Tag: south sudan

Country profile: South Sudan

Eleanor Hobhouse considers the state of Africa’s newest nation, five years after independence.

The road from Juba airport (one of the few paved roads in the country) is a dilapidated parade marked by unfinished and decayed buildings, which sprung up in the heady days following hard-won independence from Sudan in 2011. Juba itself, once a small trading outpost on the Nile, is now a dusty urban sprawl, teeming with UN personnel, military and motorcades. The marked lack of infrastructure (more notable still outside the capital) speaks to a long history of neglect.

At Sudan’s independence in 1956, the British failed to deliver on promises of autonomous rule to the southern states, which were culturally, ethnically, linguistically and religiously distinct. This opened the door to inevitable conflict. A brief period of stability was heralded by the 1972 Addis Ababa Agreement, which awarded the South the right to self-government. But this disintegrated in 1983 and hostilities resumed, leading to the formation of the rebel Sudan People’s Liberation Army (SPLA), headed by the charismatic John Garang.

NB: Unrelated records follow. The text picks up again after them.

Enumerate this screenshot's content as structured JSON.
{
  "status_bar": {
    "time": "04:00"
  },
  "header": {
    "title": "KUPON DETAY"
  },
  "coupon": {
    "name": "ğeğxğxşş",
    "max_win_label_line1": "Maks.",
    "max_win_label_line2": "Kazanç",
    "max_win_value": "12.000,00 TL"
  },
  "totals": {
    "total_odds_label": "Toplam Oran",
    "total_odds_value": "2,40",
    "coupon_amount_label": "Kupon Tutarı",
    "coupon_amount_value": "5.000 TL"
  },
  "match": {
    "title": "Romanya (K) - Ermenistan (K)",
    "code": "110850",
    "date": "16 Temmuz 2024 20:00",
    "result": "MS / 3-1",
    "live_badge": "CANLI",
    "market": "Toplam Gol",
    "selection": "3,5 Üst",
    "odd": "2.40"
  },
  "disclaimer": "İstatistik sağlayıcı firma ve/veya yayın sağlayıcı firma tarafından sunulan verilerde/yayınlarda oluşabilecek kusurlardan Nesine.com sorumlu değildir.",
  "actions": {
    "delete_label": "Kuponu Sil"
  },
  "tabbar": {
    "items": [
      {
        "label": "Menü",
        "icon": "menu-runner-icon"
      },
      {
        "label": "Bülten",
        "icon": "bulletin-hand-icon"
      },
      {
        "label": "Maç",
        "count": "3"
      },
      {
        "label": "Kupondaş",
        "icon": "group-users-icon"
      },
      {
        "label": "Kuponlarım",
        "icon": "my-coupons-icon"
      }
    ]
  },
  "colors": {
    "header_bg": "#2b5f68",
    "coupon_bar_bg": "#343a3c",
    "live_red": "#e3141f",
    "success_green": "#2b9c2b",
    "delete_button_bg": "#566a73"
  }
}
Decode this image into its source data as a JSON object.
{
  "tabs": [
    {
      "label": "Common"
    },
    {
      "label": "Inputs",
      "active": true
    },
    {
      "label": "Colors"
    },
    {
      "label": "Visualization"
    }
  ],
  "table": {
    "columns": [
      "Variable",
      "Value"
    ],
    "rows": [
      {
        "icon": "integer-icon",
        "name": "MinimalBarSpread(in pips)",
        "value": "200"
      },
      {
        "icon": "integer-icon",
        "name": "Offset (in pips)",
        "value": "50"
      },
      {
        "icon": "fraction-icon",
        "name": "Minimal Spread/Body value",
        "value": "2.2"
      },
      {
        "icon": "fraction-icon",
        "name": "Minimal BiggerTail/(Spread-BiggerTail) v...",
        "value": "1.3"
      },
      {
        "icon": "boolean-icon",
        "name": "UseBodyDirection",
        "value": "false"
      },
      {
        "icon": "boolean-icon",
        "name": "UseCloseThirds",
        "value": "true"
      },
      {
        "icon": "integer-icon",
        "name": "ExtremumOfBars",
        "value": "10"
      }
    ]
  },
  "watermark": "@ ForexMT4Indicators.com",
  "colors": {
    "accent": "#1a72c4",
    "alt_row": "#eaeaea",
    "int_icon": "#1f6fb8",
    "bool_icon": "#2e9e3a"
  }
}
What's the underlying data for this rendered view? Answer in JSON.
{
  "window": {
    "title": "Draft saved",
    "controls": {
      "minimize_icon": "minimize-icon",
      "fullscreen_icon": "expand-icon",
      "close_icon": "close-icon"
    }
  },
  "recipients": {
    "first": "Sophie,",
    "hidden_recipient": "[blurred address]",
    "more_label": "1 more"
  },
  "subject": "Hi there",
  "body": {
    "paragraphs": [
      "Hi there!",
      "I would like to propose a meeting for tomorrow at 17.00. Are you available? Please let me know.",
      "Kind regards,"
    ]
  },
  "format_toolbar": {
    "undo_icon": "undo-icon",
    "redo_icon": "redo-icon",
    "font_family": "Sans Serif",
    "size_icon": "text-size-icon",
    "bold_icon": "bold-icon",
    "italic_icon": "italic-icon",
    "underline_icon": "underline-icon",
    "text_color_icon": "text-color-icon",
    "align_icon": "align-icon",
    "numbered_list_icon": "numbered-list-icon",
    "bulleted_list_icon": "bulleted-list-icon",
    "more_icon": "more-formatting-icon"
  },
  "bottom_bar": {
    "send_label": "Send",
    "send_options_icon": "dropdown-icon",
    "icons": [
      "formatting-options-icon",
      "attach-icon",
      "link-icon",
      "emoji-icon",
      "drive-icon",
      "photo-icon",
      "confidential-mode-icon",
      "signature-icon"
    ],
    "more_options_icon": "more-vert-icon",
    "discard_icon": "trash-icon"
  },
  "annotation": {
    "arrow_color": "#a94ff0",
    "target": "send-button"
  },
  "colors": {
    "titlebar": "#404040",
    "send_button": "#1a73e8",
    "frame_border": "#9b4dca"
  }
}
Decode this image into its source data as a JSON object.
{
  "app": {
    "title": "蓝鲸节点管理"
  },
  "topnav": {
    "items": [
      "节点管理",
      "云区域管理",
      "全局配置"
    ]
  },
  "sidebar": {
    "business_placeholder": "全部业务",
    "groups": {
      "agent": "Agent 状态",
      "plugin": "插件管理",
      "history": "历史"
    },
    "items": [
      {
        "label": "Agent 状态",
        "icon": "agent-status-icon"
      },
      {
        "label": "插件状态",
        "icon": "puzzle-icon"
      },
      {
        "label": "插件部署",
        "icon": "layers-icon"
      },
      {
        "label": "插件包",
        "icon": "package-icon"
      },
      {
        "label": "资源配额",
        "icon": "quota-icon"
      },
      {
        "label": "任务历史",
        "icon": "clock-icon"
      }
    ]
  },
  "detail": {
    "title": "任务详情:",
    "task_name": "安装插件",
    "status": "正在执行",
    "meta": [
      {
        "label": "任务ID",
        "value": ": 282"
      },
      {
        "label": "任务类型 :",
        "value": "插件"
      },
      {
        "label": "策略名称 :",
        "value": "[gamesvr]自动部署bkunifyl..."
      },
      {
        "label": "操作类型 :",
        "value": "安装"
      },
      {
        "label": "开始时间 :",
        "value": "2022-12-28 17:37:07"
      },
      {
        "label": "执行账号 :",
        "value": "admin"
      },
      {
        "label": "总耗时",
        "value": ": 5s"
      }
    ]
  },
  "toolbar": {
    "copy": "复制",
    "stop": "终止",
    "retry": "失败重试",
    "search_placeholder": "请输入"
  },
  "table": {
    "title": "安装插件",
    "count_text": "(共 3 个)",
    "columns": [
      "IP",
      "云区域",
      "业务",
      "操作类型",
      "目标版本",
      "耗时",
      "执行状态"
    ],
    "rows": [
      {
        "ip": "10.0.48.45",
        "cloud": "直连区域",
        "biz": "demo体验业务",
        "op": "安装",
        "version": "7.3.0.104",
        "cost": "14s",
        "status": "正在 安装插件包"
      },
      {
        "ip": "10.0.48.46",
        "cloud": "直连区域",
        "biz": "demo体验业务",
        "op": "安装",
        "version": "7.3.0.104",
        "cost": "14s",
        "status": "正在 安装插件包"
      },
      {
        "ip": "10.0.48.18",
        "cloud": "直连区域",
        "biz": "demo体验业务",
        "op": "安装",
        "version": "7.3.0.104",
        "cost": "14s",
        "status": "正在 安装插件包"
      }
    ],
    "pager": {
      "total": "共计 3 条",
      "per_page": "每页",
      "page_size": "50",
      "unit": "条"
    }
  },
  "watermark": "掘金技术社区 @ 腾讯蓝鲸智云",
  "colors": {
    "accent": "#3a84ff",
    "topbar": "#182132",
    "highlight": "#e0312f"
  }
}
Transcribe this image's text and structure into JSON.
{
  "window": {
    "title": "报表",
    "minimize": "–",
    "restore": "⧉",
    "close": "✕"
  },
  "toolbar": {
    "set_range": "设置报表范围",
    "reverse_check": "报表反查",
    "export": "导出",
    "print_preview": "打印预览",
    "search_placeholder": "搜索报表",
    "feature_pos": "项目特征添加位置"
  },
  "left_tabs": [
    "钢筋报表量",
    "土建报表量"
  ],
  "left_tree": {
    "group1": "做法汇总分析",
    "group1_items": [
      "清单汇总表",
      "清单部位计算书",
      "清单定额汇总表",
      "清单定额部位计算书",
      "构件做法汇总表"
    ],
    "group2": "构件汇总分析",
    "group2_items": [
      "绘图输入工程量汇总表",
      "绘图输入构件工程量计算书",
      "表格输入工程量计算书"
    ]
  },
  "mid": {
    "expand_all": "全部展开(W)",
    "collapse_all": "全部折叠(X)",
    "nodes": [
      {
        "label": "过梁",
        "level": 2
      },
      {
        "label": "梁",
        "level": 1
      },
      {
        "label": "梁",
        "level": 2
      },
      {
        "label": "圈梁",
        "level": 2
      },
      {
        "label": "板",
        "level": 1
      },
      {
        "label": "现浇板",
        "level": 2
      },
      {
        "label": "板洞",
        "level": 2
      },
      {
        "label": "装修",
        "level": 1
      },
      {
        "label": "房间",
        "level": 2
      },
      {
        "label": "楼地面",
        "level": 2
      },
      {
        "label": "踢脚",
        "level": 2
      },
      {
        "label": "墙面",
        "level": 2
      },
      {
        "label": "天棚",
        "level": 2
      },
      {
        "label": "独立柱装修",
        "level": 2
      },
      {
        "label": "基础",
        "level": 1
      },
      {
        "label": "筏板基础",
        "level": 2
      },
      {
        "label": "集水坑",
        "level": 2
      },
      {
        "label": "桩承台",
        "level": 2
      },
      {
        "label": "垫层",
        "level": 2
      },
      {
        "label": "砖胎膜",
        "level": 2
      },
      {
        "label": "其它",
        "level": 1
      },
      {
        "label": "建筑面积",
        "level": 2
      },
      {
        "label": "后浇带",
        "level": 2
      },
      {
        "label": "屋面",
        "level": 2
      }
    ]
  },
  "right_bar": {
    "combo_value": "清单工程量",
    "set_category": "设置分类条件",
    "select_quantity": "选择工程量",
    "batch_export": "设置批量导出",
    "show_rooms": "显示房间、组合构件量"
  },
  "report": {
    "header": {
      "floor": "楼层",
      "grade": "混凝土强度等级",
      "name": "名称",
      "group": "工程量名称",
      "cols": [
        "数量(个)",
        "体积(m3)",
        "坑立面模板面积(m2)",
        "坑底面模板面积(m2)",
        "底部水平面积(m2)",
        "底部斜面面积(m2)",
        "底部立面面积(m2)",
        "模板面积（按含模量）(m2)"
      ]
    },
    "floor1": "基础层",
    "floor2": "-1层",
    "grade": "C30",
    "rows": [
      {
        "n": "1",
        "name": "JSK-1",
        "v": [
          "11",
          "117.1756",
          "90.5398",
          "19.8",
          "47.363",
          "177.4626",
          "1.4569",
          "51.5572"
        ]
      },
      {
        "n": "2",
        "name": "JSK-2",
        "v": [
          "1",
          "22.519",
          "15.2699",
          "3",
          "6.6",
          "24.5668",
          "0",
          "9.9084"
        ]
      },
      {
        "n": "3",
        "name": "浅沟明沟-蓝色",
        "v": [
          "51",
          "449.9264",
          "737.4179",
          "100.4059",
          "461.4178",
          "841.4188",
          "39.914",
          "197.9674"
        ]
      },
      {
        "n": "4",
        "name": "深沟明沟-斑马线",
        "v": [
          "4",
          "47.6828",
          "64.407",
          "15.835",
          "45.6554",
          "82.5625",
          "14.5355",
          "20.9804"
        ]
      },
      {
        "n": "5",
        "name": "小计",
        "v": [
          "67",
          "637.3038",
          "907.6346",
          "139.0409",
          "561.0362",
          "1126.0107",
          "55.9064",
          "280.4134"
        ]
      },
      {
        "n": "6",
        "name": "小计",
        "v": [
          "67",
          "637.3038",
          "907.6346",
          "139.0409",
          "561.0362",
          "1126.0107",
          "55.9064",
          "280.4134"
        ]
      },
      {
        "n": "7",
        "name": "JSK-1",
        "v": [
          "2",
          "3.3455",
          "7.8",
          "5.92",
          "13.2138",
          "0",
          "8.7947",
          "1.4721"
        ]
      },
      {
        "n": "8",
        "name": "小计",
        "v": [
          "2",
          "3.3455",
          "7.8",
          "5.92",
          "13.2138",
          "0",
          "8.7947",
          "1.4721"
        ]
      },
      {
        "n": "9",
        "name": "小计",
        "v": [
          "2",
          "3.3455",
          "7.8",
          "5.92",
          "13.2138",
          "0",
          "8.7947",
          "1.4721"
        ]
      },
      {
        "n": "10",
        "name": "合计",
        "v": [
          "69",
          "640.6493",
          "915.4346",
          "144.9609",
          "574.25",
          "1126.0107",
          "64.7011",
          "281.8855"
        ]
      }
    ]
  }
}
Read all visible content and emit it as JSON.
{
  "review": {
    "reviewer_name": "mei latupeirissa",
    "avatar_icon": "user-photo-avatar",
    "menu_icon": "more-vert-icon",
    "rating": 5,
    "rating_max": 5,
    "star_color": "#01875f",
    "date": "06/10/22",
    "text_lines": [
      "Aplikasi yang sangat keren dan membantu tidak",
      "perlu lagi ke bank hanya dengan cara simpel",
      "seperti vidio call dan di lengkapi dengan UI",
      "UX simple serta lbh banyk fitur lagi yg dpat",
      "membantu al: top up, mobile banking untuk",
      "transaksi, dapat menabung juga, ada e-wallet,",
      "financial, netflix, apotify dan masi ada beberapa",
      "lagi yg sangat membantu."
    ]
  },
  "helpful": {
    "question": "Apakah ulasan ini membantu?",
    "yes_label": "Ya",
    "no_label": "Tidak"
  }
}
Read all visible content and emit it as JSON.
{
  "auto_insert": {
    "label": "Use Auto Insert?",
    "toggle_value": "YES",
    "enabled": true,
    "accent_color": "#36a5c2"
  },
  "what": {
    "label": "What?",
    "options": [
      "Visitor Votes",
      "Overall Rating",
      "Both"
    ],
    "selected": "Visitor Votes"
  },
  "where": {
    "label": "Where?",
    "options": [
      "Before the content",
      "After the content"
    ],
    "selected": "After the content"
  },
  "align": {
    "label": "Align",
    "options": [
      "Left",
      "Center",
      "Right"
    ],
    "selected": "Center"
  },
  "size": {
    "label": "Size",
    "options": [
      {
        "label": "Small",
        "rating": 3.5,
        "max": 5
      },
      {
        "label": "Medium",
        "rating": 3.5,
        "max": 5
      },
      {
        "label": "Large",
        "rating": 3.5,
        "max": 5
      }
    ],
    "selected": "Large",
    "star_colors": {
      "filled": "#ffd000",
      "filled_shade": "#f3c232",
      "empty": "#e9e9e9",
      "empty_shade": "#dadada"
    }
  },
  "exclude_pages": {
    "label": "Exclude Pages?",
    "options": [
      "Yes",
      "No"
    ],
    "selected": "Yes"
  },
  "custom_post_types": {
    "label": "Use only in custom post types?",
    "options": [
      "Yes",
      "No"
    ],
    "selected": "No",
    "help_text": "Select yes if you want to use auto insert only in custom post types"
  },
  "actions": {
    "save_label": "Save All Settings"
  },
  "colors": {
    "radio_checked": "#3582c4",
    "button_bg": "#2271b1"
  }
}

Rise in child recruitment as conflict in South Sudan enters fourth year

https://commons.wikimedia.org/w/index.php?curid=45282270

Three years after fighting first erupted in South Sudan, children continue to be recruited by armed forces and armed groups, with 1,300 children recruited in 2016, UNICEF said today. This brings to more than 17,000 the total number of children used in the conflict since 2013.

“Since the first day of this conflict, children have been the ones most devastatingly affected by the violations,” said UNICEF’s Regional Director for Eastern and Southern Africa, Leila Gharagozloo-Pakkala. “Now, as the fighting intensifies – and despite repeated pledges by all to end child recruitment – children are once again being targeted.”

Security Council Press Statement on the Ethnic Violence and the Situation in South Sudan

The members of the Security Council were briefed by the United Nations Special Representative of the Secretary-General Ellen Løj, the United Nations Special Advisor on the Prevention of Genocide Adama Dieng, and the Chair of the South Sudan sanctions committee on the situation in South Sudan.

The members of the Security Council expressed deep alarm ‎over the escalation of ethnic violence in South Sudan reportedly carried out by the SPLA, the SPLA in Opposition, as well as militias, and unidentified armed groups.

Constitutionalizing Peace in South Sudan

The constitution-making process must remain wedded to the public interest in the peace process, and not simply the narrow interests of political elites.

Constitutions comprise the rules, principles, and laws that define relations between the government and people. Edmund Burke, a noted statesman and thinker of the eighteenth century, regarded the constitution as “an evolving contract between the past and present”, one that required constraint to control revolutionary passions for liberty. He of course railed against those who used it for revolutionary purposes, which included Thomas Jefferson and Thomas Paine. Yet it was precisely this passionate aspiration that has sustained the US constitution and helped drive efforts to assert its influence overseas.

In the early 1990s, for instance, some US pundits insisted that in order to fill the political vacuum left by the fall of the Soviet Union, countries should incorporate the US bill of rights into their constitutions. Few of course took these calls seriously; however, they have helped underscore the difficult and often delicate process of using constitutional ammendments to advance democratic values and peace-making, particularly in parts of sub-Saharan Africa.